## WHAT THE EXERCISE ASKS
Among the records below, find each line that includes the string "code" and copy it.

## EXTRACTED RECORDS
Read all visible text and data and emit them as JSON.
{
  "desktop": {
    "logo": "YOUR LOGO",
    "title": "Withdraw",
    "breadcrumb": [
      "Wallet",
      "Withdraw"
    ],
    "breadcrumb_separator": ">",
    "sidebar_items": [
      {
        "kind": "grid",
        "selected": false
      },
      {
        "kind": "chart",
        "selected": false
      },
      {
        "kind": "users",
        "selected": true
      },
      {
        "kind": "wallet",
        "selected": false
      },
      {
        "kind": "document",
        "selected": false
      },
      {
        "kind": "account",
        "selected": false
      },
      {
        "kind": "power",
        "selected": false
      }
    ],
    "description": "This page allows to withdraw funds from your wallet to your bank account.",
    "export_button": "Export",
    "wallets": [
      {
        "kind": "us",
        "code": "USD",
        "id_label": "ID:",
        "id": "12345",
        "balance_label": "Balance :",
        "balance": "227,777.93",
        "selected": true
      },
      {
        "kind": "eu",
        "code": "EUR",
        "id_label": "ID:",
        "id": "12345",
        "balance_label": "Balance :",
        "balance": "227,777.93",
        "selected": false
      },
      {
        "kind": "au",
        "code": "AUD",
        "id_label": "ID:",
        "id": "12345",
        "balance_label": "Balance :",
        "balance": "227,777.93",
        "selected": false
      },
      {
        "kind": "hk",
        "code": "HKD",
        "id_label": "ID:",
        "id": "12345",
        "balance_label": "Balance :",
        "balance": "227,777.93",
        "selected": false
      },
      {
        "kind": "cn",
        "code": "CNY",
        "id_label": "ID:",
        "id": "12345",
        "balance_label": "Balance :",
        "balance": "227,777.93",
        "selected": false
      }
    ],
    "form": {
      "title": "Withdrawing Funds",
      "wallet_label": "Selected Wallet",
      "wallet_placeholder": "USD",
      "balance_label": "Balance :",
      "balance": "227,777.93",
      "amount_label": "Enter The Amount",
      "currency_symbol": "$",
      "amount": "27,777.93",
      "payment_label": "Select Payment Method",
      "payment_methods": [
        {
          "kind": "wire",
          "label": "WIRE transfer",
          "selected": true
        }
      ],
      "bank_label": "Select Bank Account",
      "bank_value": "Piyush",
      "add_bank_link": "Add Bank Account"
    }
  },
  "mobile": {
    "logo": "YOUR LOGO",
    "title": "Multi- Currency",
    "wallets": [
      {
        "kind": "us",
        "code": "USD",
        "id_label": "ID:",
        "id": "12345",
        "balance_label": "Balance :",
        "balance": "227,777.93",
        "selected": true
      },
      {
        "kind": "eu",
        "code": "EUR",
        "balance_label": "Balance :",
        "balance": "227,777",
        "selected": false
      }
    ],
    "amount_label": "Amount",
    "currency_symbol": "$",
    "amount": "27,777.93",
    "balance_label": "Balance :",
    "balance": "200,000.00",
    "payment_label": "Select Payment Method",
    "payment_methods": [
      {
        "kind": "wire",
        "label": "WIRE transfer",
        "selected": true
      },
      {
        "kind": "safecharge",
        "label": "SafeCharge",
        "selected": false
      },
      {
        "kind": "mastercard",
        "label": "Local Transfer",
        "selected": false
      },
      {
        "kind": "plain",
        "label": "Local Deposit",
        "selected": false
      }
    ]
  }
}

## ANSWER SPACE
        "code": "USD",
        "code": "EUR",
        "code": "AUD",
        "code": "HKD",
        "code": "CNY",
        "code": "USD",
        "code": "EUR",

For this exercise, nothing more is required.